Japanese OEMs make push for charging infrastructure

June 02, 2014 // By Christoph Hammerschmidt
Carmakers Toyota, Nissan, Honda and Mitsubishi have launched a joint venture dedicated to advance the roll-out of the-car charging infrastructure in Japan. The new company, Nippon Charge Service (NCS) will operate the charging stations for battery electric and hybrid electric vehicles.

In Japan's energy politics, vehicles with zero local emission play an important role. The four Japanese OEMs therefore promote electromobility together. In November 2013, an incentive program has been introduced to establish a nationwide network of charging stations with government subsidies. Operators of charging stations at publicly accessible places such as shopping centres or hotels are eligible to receive a grant. The same holds true for charging stations along trunk roads, for example at service areas, toll stations, parking areas or other places of interest.

In the future, the new joint venture will operate these charging stations and ensures interoperability across vehicle brands. Third party operators can also join the network, thus make their stations accessible to the masses. Car users get an access card that enables them to charge their vehicles at all stations that belong to the network. NCS coordinates and processes the payment. Operation will start as early as this year, the company said.

In Europe, a similar joint venture is in place: Hubject GmbH, Berlin, is also dedicated to processing payment data and enable interactivity across car brands and energy providers. The company currently is active in Germany, Austria, the Benelux countries and Finland. According to hubject, currently some 1800 charging stations are associated to the network.

Related articles:

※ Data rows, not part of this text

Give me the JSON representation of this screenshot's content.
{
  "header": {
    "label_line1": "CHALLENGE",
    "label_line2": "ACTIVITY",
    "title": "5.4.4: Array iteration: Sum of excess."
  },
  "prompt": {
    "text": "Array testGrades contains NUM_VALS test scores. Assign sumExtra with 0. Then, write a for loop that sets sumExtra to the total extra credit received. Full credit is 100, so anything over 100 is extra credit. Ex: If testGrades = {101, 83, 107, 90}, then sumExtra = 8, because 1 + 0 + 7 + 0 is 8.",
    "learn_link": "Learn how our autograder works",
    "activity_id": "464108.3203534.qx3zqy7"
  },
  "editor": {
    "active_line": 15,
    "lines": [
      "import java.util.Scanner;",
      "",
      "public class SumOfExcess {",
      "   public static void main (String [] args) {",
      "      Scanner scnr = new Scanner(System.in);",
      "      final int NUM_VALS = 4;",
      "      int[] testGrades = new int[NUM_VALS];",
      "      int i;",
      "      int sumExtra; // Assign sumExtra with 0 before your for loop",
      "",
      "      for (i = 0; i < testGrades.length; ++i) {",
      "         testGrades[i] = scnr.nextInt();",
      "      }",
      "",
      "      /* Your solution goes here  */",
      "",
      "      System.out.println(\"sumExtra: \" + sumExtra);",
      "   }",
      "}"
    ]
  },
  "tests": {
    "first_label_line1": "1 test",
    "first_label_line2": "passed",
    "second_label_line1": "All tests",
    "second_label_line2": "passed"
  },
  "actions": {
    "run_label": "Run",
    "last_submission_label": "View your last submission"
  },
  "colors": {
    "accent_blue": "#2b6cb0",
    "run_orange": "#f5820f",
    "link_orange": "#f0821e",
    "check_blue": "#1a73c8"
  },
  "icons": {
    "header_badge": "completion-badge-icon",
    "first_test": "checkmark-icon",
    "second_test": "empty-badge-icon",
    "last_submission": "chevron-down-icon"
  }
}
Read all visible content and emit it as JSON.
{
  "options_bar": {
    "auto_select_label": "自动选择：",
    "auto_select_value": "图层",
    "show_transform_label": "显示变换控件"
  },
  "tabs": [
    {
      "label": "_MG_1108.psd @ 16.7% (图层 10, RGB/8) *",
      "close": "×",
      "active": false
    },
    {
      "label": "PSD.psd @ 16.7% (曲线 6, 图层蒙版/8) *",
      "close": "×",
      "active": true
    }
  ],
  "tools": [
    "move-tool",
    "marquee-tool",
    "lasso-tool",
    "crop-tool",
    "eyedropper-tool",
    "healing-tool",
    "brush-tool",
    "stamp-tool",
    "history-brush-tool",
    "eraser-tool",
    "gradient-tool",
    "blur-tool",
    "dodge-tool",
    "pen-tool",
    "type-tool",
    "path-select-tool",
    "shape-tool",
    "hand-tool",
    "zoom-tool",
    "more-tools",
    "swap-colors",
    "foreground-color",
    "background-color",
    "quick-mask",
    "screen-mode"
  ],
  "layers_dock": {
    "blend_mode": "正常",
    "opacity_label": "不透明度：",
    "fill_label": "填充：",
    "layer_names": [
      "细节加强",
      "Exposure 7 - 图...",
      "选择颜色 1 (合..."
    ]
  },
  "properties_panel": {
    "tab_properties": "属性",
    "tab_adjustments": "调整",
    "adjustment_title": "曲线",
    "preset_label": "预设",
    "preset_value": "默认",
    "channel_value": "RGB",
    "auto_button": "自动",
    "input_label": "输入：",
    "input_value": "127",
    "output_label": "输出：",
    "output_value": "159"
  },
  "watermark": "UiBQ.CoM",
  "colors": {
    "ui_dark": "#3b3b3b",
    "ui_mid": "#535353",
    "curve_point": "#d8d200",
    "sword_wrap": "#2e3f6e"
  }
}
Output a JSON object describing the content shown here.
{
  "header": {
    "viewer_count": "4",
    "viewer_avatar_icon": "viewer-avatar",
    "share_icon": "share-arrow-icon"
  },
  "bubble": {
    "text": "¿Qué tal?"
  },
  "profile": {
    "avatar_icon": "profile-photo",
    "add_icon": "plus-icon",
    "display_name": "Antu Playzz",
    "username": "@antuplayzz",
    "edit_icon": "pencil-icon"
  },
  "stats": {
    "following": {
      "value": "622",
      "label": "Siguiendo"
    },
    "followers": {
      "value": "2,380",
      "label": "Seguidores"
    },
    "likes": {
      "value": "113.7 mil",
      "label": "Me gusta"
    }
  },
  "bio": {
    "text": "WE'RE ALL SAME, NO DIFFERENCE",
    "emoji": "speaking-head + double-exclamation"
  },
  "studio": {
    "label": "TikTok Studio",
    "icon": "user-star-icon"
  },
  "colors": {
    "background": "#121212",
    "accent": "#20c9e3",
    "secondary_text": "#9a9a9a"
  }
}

Micro smart grid plugs renewables into EV fleets

Why Japan leads in electromobility - and why this could change soon

What EV charging technologies to watch for in 2014